Fincher's Performance Appraisal for 2005, compiled in this instance by Fincher's supervisor Donald Simpson, and then approved by Hudson on January 11, 2006, reflected a grade of "Requires Improvement" for most of the performance categories. For this performance evaluation, managers were instructed to give a grade of "Requires Improvement" only to employees in the bottom 5-15% of the company. Fincher's review contained several "Fully Competent" evaluations, reserved for employees in the middle 55-65% of the company, but also several "Unacceptable" grades, reserved for the bottom 0-5% of employees. For example, Fincher received a grade of "Unacceptable" under "Demonstrates the technical/functional skills to do the job," and under "Can be counted on to complete assignments with minimal follow-up." 2005 Appraisal at 2, 3. A concluding section labeled "Manager's Comments" asserted that Fincher frequently failed to meet deadlines and indicated that the department's managers had a poor overall impression of Fincher's work.
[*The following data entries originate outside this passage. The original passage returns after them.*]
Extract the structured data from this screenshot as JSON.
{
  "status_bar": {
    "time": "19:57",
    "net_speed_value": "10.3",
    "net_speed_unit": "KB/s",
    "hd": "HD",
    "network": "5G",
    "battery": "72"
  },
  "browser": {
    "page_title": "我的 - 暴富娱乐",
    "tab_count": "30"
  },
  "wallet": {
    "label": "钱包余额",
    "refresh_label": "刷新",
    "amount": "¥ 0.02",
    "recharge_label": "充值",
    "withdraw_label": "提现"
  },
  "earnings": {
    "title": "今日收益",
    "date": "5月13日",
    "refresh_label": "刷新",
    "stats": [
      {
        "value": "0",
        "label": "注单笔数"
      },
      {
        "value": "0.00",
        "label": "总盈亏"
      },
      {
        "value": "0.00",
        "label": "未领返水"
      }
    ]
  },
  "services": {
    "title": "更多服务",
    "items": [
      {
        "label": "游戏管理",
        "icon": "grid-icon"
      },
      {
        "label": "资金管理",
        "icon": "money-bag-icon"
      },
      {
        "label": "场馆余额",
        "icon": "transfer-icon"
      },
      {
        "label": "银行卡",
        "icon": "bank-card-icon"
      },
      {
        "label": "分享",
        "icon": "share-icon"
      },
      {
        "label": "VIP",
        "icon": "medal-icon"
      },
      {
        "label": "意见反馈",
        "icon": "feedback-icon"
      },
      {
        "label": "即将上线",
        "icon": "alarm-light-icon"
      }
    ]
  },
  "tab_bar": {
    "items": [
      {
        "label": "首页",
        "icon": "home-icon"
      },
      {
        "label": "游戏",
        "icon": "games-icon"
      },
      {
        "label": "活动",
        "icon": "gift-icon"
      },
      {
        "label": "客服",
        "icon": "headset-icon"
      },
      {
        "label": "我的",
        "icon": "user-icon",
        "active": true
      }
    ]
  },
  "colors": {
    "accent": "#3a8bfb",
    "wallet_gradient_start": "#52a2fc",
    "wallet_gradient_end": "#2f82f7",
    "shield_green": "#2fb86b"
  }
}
Id. at 4.
On March 1, 2006, Fincher received by email attachment a Project Evaluation for a particular audit that she had completed. It reflected the grade of "Requires Improvement" in every category for which an evaluation was given.
On March 23, 2006, Fincher received a written "Performance Warning" from Hudson. It purported to document various perceived shortcomings in Fincher's work, including failure to complete tasks "within allotted timeframes." It also informed Fincher that she was "being placed on written warning for poor performance. . . . [F]ailure to immediately improve and sustain an acceptable level of performance, or further performance deficiencies, will result in further disciplinary action, up to and including termination of your employment." Memorandum from Mark Hudson to Cynthia Fincher, "Written Performance Warning," Mar. 23, 2006.
In late March 2006, Fincher had a conversation with Charles Smith, the Senior Director of Employee Relations at DTCC, in the lobby of their office building. They were professional and social acquaintances who occasionally lunched together. According to Fincher, she complained to Smith that "black people were set up to fail at [the Auditing] department because they were not provided and given the same training opportunities as the white employees." Fincher Dep. 202. Smith's recollection is different.*fn1
About one week later, Fincher and Smith had another conversation as to which their recollections also conflict. According to Fincher, she asked Smith whether he or his manager was planning to take action in response to the complaint of discrimination she had made during their first conversation. Smith told her that the complaint would not be addressed.*fn2
Fincher also testified to a conversation she had with her manager, Mark Hudson, in his office in May 2006. He "admitted to me," she said, "that he was forced to write me up, and he . . . had informed [Human Resources Employee Elizabeth] Baez that I did not receive proper training, and he admitted that I was discriminated against." Fincher Dep. 125. She said he said that "[she] was not the only one being ...